EXERCISE INSTRUCTIONS:
Your answer consists of the lines in the data that contain "Voltage". Copy each of them.

LISTED ENTRIES:
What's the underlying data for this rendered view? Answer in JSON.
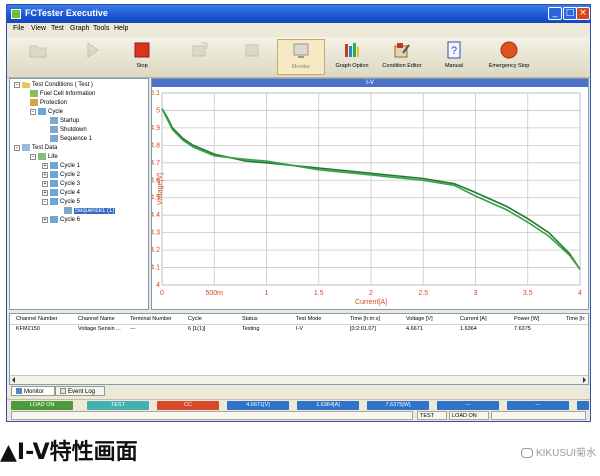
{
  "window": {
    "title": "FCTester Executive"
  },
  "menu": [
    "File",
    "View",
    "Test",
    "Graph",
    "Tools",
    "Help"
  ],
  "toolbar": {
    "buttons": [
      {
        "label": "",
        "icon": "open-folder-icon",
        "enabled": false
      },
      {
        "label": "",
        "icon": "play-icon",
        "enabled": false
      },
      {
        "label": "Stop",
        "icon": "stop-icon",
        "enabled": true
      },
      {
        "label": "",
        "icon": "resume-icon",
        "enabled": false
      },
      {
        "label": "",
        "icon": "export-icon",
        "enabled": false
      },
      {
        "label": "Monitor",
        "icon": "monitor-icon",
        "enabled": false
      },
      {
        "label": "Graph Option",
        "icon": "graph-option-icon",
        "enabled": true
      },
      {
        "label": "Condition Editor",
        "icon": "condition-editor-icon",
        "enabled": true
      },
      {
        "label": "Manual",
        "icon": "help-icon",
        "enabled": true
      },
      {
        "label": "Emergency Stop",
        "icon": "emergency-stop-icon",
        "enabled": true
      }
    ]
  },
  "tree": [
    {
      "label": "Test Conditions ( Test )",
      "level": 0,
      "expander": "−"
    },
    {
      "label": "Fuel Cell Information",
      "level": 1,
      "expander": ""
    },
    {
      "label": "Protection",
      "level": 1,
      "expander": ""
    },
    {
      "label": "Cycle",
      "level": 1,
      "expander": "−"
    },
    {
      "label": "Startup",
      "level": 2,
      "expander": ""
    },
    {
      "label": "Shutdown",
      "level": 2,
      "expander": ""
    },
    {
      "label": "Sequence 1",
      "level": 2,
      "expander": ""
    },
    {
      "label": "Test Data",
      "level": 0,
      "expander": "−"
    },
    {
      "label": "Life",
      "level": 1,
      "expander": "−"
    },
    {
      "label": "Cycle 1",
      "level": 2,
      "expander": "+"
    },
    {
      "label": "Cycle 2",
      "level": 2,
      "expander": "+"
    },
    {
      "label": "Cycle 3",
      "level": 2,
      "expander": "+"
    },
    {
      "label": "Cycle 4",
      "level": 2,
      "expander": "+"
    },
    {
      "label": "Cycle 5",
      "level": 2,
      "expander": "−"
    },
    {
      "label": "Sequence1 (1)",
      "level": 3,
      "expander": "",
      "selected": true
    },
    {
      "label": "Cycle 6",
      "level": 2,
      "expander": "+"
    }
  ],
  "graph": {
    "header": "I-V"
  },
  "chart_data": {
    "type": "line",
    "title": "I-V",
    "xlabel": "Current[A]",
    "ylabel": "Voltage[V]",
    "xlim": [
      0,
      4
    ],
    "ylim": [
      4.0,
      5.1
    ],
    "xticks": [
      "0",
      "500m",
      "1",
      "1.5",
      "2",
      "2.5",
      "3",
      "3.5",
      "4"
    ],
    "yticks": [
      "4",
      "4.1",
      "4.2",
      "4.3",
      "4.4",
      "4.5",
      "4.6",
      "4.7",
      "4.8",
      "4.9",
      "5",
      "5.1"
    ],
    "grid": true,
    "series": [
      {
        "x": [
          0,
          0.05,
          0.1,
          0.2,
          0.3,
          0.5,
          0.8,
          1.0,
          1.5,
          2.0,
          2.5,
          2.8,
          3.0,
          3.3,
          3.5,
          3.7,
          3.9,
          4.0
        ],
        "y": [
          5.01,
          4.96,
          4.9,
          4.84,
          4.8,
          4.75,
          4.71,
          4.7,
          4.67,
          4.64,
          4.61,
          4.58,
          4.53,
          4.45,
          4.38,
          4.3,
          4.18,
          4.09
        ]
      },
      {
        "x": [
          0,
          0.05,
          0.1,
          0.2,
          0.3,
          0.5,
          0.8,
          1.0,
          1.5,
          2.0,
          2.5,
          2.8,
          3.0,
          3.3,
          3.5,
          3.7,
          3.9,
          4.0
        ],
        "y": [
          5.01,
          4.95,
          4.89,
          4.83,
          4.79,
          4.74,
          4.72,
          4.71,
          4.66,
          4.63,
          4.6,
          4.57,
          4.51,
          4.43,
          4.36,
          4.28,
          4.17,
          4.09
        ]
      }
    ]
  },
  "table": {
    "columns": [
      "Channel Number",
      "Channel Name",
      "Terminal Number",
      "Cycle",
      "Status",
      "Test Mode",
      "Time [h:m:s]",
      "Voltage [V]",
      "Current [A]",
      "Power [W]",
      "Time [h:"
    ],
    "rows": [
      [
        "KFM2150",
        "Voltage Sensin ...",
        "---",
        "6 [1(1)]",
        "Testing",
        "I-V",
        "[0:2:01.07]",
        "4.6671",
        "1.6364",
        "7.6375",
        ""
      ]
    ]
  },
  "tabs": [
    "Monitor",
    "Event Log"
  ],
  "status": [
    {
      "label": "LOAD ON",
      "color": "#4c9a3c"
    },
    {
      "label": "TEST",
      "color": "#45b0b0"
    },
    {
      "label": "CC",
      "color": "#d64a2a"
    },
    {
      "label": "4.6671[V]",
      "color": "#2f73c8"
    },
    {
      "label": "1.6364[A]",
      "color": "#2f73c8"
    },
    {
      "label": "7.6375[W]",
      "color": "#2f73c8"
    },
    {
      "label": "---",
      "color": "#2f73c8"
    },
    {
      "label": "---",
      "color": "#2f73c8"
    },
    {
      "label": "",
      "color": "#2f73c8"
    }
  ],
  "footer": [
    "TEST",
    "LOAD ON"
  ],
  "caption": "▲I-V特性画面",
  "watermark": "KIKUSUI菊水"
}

SOLUTION FOR THIS PROBLEM:
    "ylabel": "Voltage[V]",
      "Voltage [V]",
        "Voltage Sensin ...",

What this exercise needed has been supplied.